Do you not know that staring is considered rude! Two dutiful nobles in a Danish parish church
After the Reformation, the Danish nobility began producing memorials featuring nobles staring directly at the congregation. In this blog entry, I will argue that these staring nobles do not just tell us about a new painting style, because the pictures can also be studied as an image of the elite’s incorporation of Lutheran confessional culture in the second half of the 16th century.
A family church
At the root of the Djursland peninsula lies Hornslet Church. For four centuries starting in 1560, the church belonged to the powerful Rosenkrantz family. On the southern wall of the choir, the first owner Jørgen Rosenkrantz (1523-1596) and his wife Dorte Lange (1541-1613) built a small chapel, and here we find their memorial. The three-meter tall memorial shows the resurrection of Christ, flanked by Rosenkrantz, Lange and their children on each side. The family is praying on their knees, but they do not look towards Christ. Instead, they are staring at the spectators – at us.
Previous studies have underlined that this motif, which is a very common one in churches owned by the Danish nobility, tells a story of the nobility as self-elevated egos. Egos that only cared about the church and the new religion if they could make money out of it. In this blog entry I will try to look at the memorials in another way, mainly by looking for what the memorial wanted to represent, instead of what I think it is representing. By using such a methodological twist I hope to see how power holders in 16th-century Denmark manufactured a sustainable position of power after the Reformation.
The Danish nobility as Larva Dei
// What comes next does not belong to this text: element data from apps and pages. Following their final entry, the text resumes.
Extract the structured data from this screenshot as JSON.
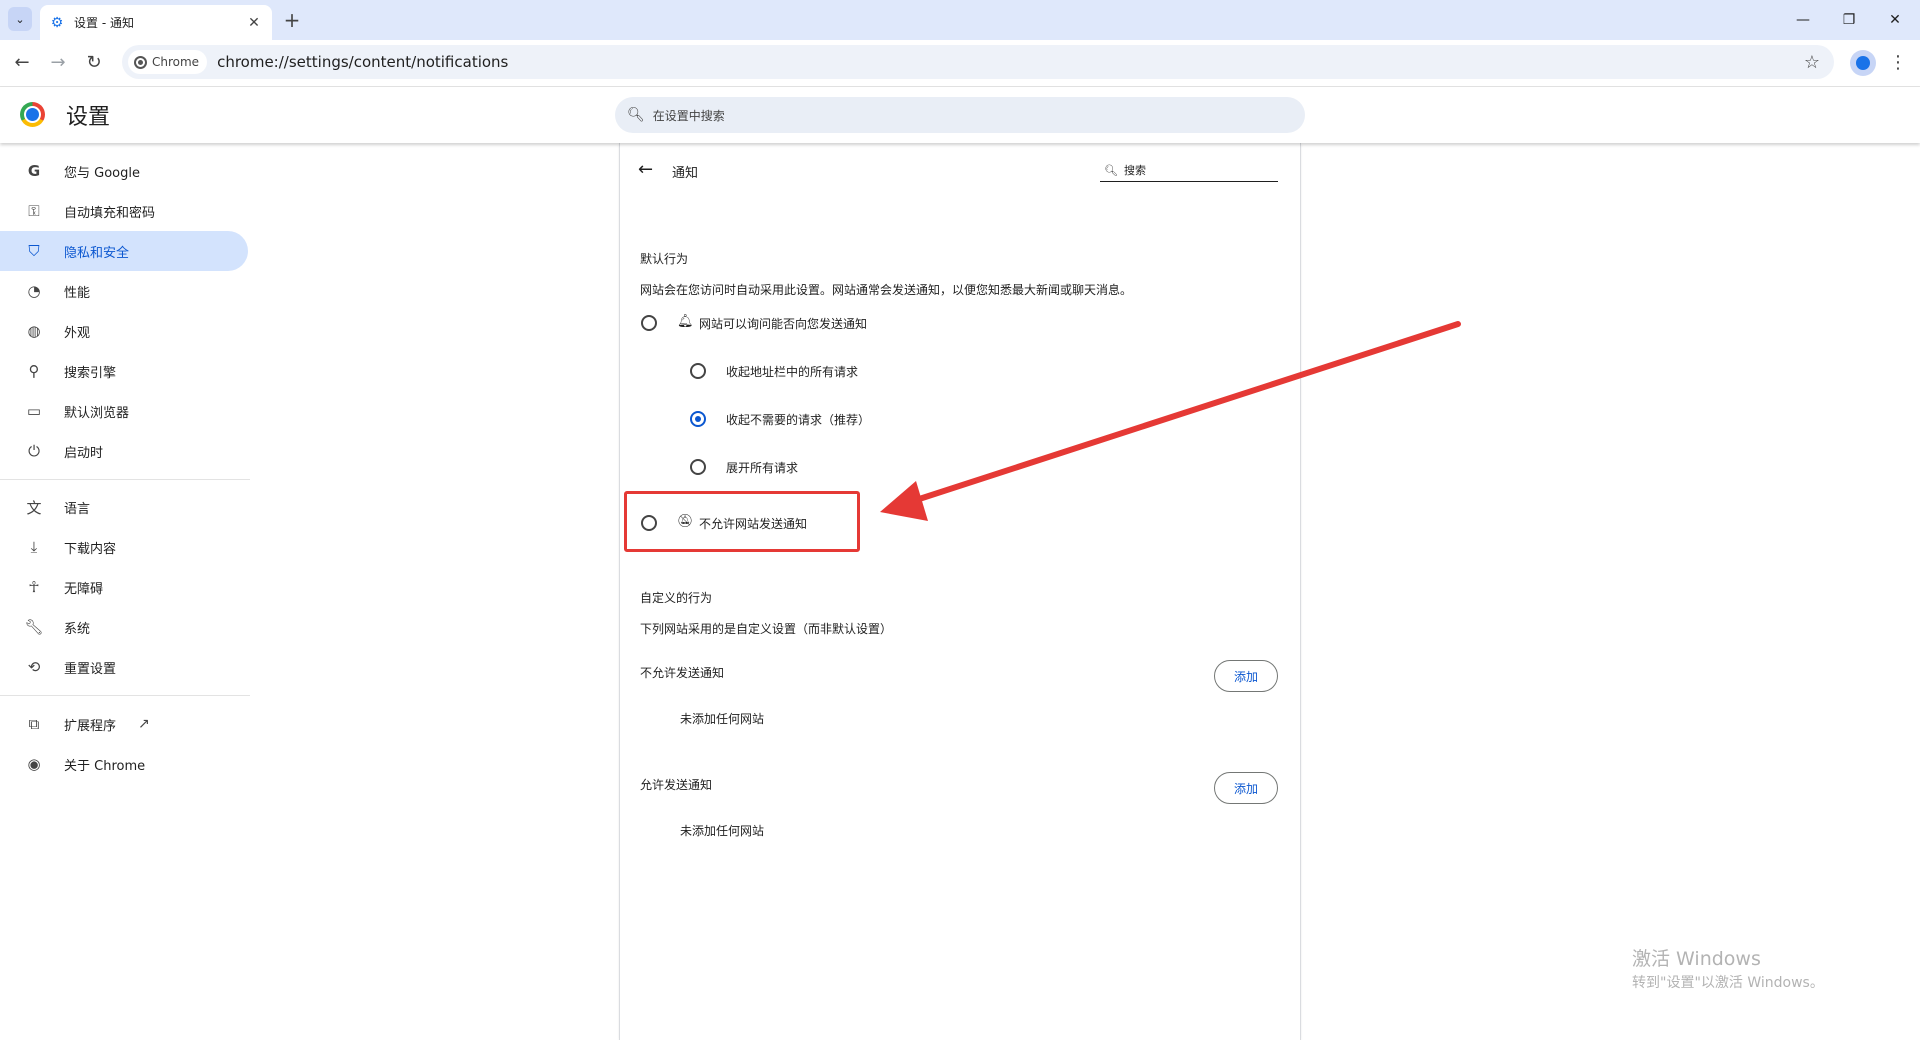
{
  "browser": {
    "tab_title": "设置 - 通知",
    "chip_label": "Chrome",
    "url": "chrome://settings/content/notifications"
  },
  "header": {
    "title": "设置",
    "search_placeholder": "在设置中搜索"
  },
  "sidebar": {
    "items": [
      {
        "label": "您与 Google",
        "icon": "google-g-icon"
      },
      {
        "label": "自动填充和密码",
        "icon": "key-icon"
      },
      {
        "label": "隐私和安全",
        "icon": "shield-icon",
        "active": true
      },
      {
        "label": "性能",
        "icon": "speedometer-icon"
      },
      {
        "label": "外观",
        "icon": "palette-icon"
      },
      {
        "label": "搜索引擎",
        "icon": "search-icon"
      },
      {
        "label": "默认浏览器",
        "icon": "browser-window-icon"
      },
      {
        "label": "启动时",
        "icon": "power-icon"
      },
      {
        "label": "语言",
        "icon": "translate-icon"
      },
      {
        "label": "下载内容",
        "icon": "download-icon"
      },
      {
        "label": "无障碍",
        "icon": "accessibility-icon"
      },
      {
        "label": "系统",
        "icon": "wrench-icon"
      },
      {
        "label": "重置设置",
        "icon": "reset-icon"
      },
      {
        "label": "扩展程序",
        "icon": "puzzle-icon"
      },
      {
        "label": "关于 Chrome",
        "icon": "chrome-icon"
      }
    ]
  },
  "main": {
    "title": "通知",
    "search_label": "搜索",
    "default_behavior": {
      "title": "默认行为",
      "description": "网站会在您访问时自动采用此设置。网站通常会发送通知，以便您知悉最大新闻或聊天消息。",
      "options": {
        "ask": "网站可以询问能否向您发送通知",
        "collapse_all": "收起地址栏中的所有请求",
        "collapse_unwanted": "收起不需要的请求（推荐）",
        "expand_all": "展开所有请求",
        "block": "不允许网站发送通知"
      }
    },
    "custom_behavior": {
      "title": "自定义的行为",
      "description": "下列网站采用的是自定义设置（而非默认设置）",
      "blocked": {
        "title": "不允许发送通知",
        "add_label": "添加",
        "empty": "未添加任何网站"
      },
      "allowed": {
        "title": "允许发送通知",
        "add_label": "添加",
        "empty": "未添加任何网站"
      }
    }
  },
  "watermark": {
    "line1": "激活 Windows",
    "line2": "转到\"设置\"以激活 Windows。"
  },
  "colors": {
    "accent": "#0b57d0",
    "active_bg": "#d3e3fd",
    "annotation_red": "#e53935",
    "tabstrip_bg": "#dfe8fb"
  }
}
To understand what the memorials symbolized, I began studying the many noble death sermons that were held at funerals in the period. These were often published and later read as devotional literature, which was also the case with the death sermons for Rosenkrantz and Lange. After reading all the noble sermons from the Danish peerage in a period of about 50 years, I was able to see that these sermons branded the nobility in a certain pattern. In the sermons the nobility were always branded as being chosen directly by God, as images of God on earth – Larva Dei. As a result, commoners had to obey and honor the nobility. If they did not, the sermons emphasized, this was tantamount to not obeying and honoring the Lord himself. This image of the nobility was communicated to the parishioners not only in death sermons, but also in the weekly Sunday sermon, in law materials, devotional literature and in schools.
At the same time, I could also see that the death sermons did not only stress the power and privileges of the nobility, but also emphasized that these privileges were always grounded in the same five duties. If the nobility did not fulfill these duties, they would lose their position as authorities sanctioned by God in Danish society. Their duties, which I will return to below, were not only emphasized in the death sermons, but also underlined (alongside the related privileges) in the Danish Reformation Code of 1536 and in the coronation charters from 1536, 1559 and 1596. The authority of the nobility went hand-in-hand with their duties.
Fear the peasants!
In the sermons I noticed that the nobility were afraid to be perceived as an illegitimate authority and thus risk a rebellion like that of the Reformation itself. In 1534 the nobility had lost a major battle during the peasant revolt. The peasants had rebelled for many reasons, but in particular the peasants in Jutland had revolted against the nobility, because they did not perceive the local authorities as legitimate. After having joined king Christian 3., the nobility won the revolt and the Danish Reformation was completed. But in the sermons I can see that these uprisings had taught the nobility that they could not remain in power unless they were perceived as legitimate authorities. According to the Reformation Code of 1536 and the death sermons for the nobility, a legitimate authority was one that protected a state of order in society. According to the source material, this could be done in five ways. First and foremost the authorities had to be pious and believe in the Lutheran confession. They had to be just and righteous judges. They had to support the poor. They had to consolidate the new Lutheran school system. And finally, they had to support the church and its ministers.
Back to Hornslet
The aim of the memorial to Rosenkrantz and Lange was to confirm that the noble couple had fulfilled all the duties mentioned above. In Rosenkrantz’s death sermon the purpose of the memorial is described as a tool for the nobility to show the parishioners that their lord and lady had fulfilled their duties. For instance, the couple established a poorhouse in the old church barn; they made preparations for a school that their son later established; they created an educational program for the local ministers so they could become better theologians; they worked for a fairer legal community, etc.
And to communicate that Rosenkrantz and Lange had been true and just Christian authorities who had done their duties in the earthly community, they ordered an memorial that did not look at Christ and heaven, as memorials did before the Reformation. Instead, their memorial stared out at the world, at the people who Rosenkrantz and Lange wanted to convince that the nobility had been chosen by God and were therefore rightful authorities.
In other words, this memorial was not just a way for Rosenkrantz and Lange to display their ownership and rights over the local church. It was just as much a way to prove that the nobility fulfilled the duties and obligations of Lutheran society and hence were legal power holders in 16th-century Denmark. What I am now trying to work out is how much of this was branding, and how much was actually true.